Joshua McCallum is Head of Fixed Income Economics at UBS Global Asset Management, where he provides economic analysis to support and challenge portfolio managers. Before joining UBS in 2005, Joshua worked for the UK Treasury, dealing with an eclectic range of topics including international macroeconomics, the UK budget, economic reform in Europe, and post-conflict fiscal policy in Iraq.

Joshua McCallum recently

May 2015

  1. Data-independent

    Blog post | Tags: Joshua McCallum

    The Federal Reserve appears to be holding steady on its call for the future path of US GDP growth, despite the disappointing Q1 figures. Q1 GDP growth is often much lower than other quarters, primarily due to winter weather and some seasonality effects. The Fed is more focused on wage growth than one quarter of GDP growth. And the most important measure of wage growth is accelerating sharply.

April 2015

  1. Supply and demands

    Blog post | Tags: Joshua McCallum

    The outcome of the upcoming UK election is very uncertain, and investors will be considering the impacts of the different potential outcome scenarios. The odds of a formal coalition are looking quite low, leaving the UK likely to have a minority government, relying on a partner party or parties with a 'confidence and supply' agreement. We look at the likely market perception of some of the possible outcomes.

  2. Labyrinth

    Blog post | Tags: Joshua McCallum

    Greece now stands closer to an exit from the single currency than ever before. Thanks to domestic politics in all the other Eurozone countries, it seems almost inevitable that it would come to a crisis. No politician was willing to capitulate as long as there was hope that they might win at the next negotiation. But as the eleventh hour now approaches when Greece may have to default, the path becomes far more confusing. There is a veritable maze of possible outcomes. Crises may arise and be resolved, only to turn into a crisis again.

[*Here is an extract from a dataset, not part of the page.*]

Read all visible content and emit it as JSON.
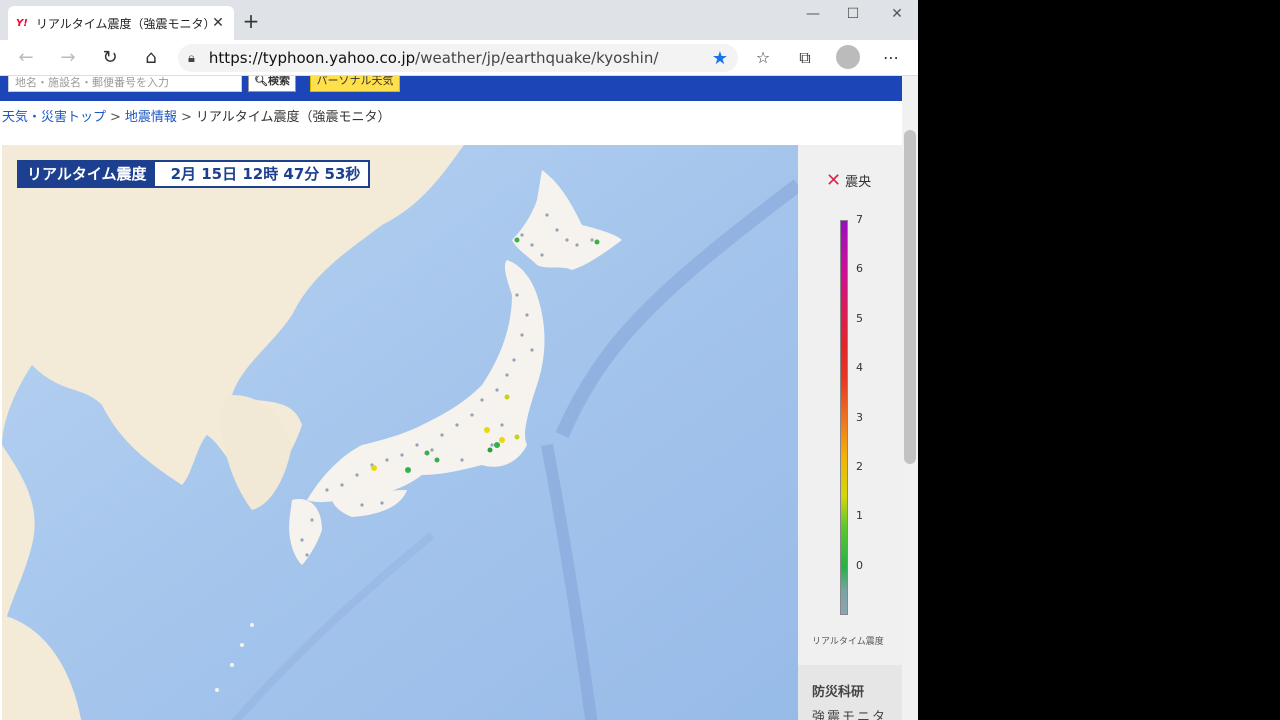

Recent charts

The outcome of the UK election on 7 May is very uncertain. The odds of a formal coalition are looking quite low, leaving the UK likely to have a minority government, relying on a partner party or parties with a ‘confidence and supply’ agreement.

Red vs Blue

Mathematical possibilities based on current polls of different strengths of Conservative and Labour-led governments.